Fortunately, there is a practical solution. You may have gathered by now that you need to deploy a system of organizational flexibility. However, do not advocate for a massive corporate restructuring that many believe is necessary. Such restructuring ends up reflecting a similar hierarchical paradigm, and, as such, the departmental silos are not eliminated, but merely shift around. Instead, advocate for the creation of a new leadership position, which may be called the Chief Innovation Officer, Director of Innovation, or Director of Ventures.
There are two rules for the creation of this leadership role:
- Must exist outside the organization as a stand-alone entity
- Must directly report to the CEO and have C-suite support
This leader’s job must only be to coordinate the vetting and integration of innovative systems and products— not to serve in addition to a primary role such as a CTO or CIO. And, she/he/they can come from either inside or outside of the organization. Pulling someone from inside the organization can be ideal as this person understands the existing systems and how to navigate the internal politics. Conversely, someone new to the organization can bring a fresh perspective of how the company’s prevailing problems have been solved elsewhere. Pick the one most appropriate to support an innovative culture.
Accelerate Your Innovation
Let’s take a look back at the manufacturer who wanted to implement a new ERP system. They could enjoy a much higher probability of success by deploying a Director of Innovation who focuses entirely on assembling the right talent and aligning with key stakeholders to create one integrated task force per each unique implementation challenge. This allows delivery of an innovation promise.
The Chief Innovation Officer or Director of Innovation is able to leapfrog the existing departmental silos by assembling unique purpose-built teams that can operate free from the mandates of their respective silos. The silos may remain to do what they do best, to operate their specific corners of the business at scale. Meanwhile, each department may now enjoy the timely emergence of new operational efficiencies proudly brought about by their own team’s contribution to a cross-company collaborative effort.
Is your organization struggling to systematically implement innovation across products, services, and systems?

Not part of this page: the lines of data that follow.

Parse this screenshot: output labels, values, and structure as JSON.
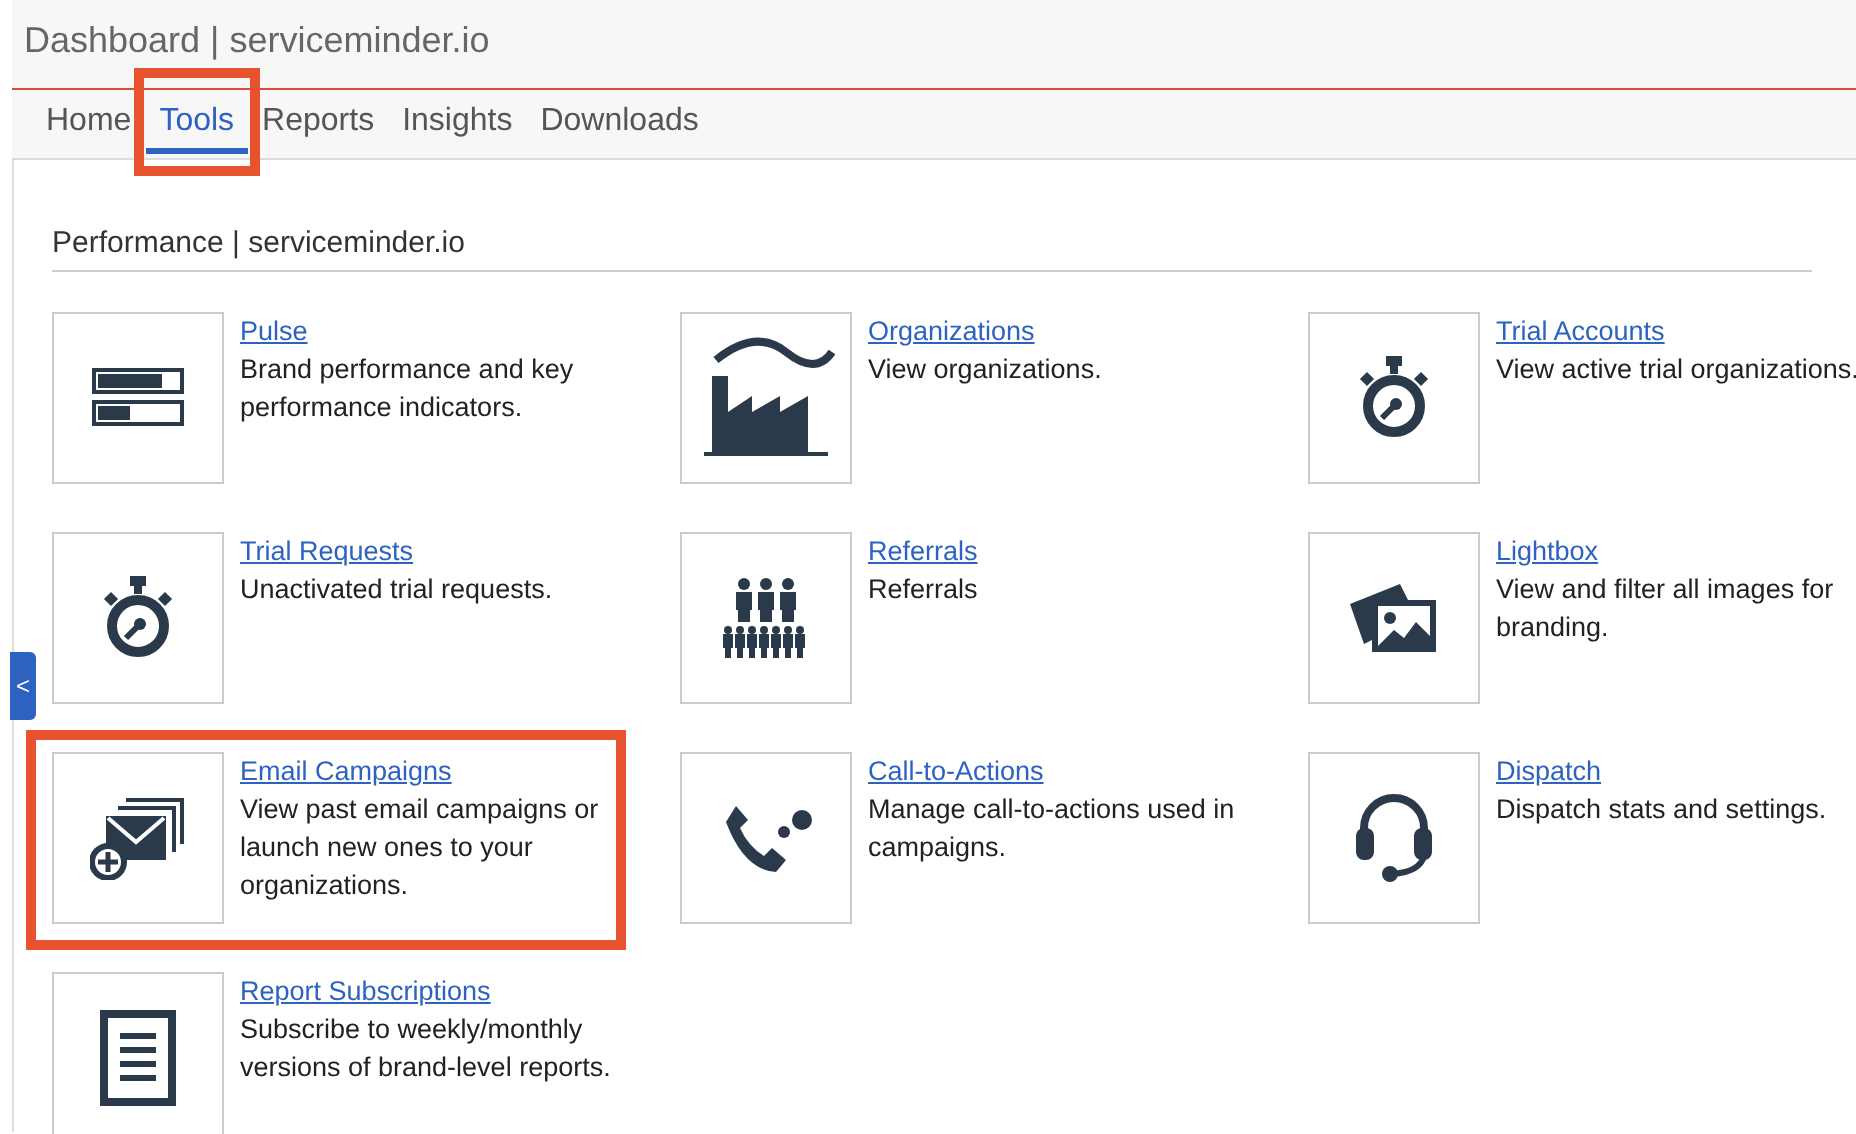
{
  "window": {
    "title": "Dashboard | serviceminder.io"
  },
  "tabs": [
    {
      "label": "Home",
      "selected": false,
      "highlighted": false
    },
    {
      "label": "Tools",
      "selected": true,
      "highlighted": true
    },
    {
      "label": "Reports",
      "selected": false,
      "highlighted": false
    },
    {
      "label": "Insights",
      "selected": false,
      "highlighted": false
    },
    {
      "label": "Downloads",
      "selected": false,
      "highlighted": false
    }
  ],
  "sidebar_toggle": {
    "label": "<"
  },
  "section": {
    "title": "Performance | serviceminder.io"
  },
  "tools": [
    {
      "kind": "bars",
      "title": "Pulse",
      "description": "Brand performance and key performance indicators.",
      "highlighted": false
    },
    {
      "kind": "factory",
      "title": "Organizations",
      "description": "View organizations.",
      "highlighted": false
    },
    {
      "kind": "stopwatch",
      "title": "Trial Accounts",
      "description": "View active trial organizations.",
      "highlighted": false
    },
    {
      "kind": "stopwatch",
      "title": "Trial Requests",
      "description": "Unactivated trial requests.",
      "highlighted": false
    },
    {
      "kind": "people",
      "title": "Referrals",
      "description": "Referrals",
      "highlighted": false
    },
    {
      "kind": "photos",
      "title": "Lightbox",
      "description": "View and filter all images for branding.",
      "highlighted": false
    },
    {
      "kind": "email",
      "title": "Email Campaigns",
      "description": "View past email campaigns or launch new ones to your organizations.",
      "highlighted": true
    },
    {
      "kind": "phone",
      "title": "Call-to-Actions",
      "description": "Manage call-to-actions used in campaigns.",
      "highlighted": false
    },
    {
      "kind": "headset",
      "title": "Dispatch",
      "description": "Dispatch stats and settings.",
      "highlighted": false
    },
    {
      "kind": "document",
      "title": "Report Subscriptions",
      "description": "Subscribe to weekly/monthly versions of brand-level reports.",
      "highlighted": false
    }
  ]
}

RocketSpace offers corporates proven methodologies to drive delivery to hit critical growth milestones, and does so in a way that inspires innovation. Connect with our team to learn more.